Mr. Jefferson and the Giant Moose: When Natural History and History Collide

Event date: Tuesday, January 26, 2016, at 4:30 PM
Location: RW 432

Speaker: Lee Dugatkin, University of Louisville

Co-hosted by Sigma Xi (Scientific Research Society) and EEB

Abstract: Mr. Jefferson and the Giant Moose is a tale of both natural
history and American history. What started out in the Revolutionary
War era as an international dispute over natural history, quickly took
on important political overtones. The story revolves around three
fascinating individuals. One of these characters--Thomas Jefferson--is
known to every schoolchild. The other two characters: 1) the French
Count and world-renowned naturalist, George- Louis Leclerc Buffon, who
claimed that all life in America was "degenerate," weak and feeble,
and 2) a very large, dead moose are less well known, but equally
important to the story. Their interactions lay at the heart of an
amazing tale in which Jefferson obsessed over a very large, very dead
moose that he believed could help quash early French arrogance toward
a fledgling republic in America, and demonstrate that a young America
was every bit the equal of  a well-established Europe. Despite
Jeffersons passionate refutation, the theory of degeneracy far
outlived both Buffon and Jefferson; indeed, it seemed to have had a
life of its own. It continued to have scientific, economic and
political implications for 100 years, and also began to
works its way into the literature of the day, with folks like Benjamin
Franklin, Henry David Thoreau, Washington Irving, Immanuel Kant, John
Keats and Lord Byron entering the fray.

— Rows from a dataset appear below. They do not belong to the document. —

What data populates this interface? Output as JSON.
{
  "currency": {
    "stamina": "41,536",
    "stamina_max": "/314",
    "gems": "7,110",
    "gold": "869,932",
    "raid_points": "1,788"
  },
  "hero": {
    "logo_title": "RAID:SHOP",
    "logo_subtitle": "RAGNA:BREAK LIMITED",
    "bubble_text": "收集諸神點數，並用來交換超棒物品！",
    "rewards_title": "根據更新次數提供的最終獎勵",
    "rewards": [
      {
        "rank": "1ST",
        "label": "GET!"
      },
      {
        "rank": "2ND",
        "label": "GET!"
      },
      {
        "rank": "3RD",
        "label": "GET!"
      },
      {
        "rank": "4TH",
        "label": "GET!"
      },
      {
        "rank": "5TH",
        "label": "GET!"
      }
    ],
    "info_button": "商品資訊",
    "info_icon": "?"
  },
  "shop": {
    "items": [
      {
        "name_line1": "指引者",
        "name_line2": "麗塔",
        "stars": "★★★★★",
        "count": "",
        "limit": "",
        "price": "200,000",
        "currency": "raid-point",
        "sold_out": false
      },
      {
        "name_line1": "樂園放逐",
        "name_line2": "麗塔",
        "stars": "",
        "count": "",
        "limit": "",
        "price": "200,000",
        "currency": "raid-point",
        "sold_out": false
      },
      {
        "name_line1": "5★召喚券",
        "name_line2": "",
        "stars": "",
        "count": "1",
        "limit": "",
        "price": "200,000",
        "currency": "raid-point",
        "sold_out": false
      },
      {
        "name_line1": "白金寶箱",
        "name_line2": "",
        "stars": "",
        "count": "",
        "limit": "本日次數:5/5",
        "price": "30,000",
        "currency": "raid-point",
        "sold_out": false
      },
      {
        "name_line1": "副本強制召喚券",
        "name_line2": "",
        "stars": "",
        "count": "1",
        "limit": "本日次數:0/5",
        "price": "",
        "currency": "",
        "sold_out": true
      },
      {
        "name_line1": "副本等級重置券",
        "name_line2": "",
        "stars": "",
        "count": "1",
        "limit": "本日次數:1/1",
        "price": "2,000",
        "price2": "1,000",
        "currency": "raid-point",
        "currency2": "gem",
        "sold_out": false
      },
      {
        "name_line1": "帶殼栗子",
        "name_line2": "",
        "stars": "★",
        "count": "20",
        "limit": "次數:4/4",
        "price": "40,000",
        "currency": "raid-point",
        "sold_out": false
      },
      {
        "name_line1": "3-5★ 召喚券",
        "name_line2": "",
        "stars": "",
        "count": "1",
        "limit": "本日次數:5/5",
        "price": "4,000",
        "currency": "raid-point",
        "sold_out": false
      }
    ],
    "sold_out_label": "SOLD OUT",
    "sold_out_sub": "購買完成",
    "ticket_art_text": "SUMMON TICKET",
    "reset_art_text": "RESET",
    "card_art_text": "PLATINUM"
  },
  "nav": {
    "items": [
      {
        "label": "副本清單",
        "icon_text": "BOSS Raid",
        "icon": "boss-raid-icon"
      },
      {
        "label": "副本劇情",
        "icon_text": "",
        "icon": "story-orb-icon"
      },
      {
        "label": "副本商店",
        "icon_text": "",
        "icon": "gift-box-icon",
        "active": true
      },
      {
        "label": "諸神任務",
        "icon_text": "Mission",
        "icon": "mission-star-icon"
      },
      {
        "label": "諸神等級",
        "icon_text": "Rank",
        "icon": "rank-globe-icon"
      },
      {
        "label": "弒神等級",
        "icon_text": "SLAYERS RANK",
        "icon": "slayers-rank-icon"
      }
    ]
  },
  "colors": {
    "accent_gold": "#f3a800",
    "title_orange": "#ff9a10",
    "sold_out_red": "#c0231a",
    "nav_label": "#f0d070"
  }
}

Eventually the degeneracy
argument died; but it did not die an easy death.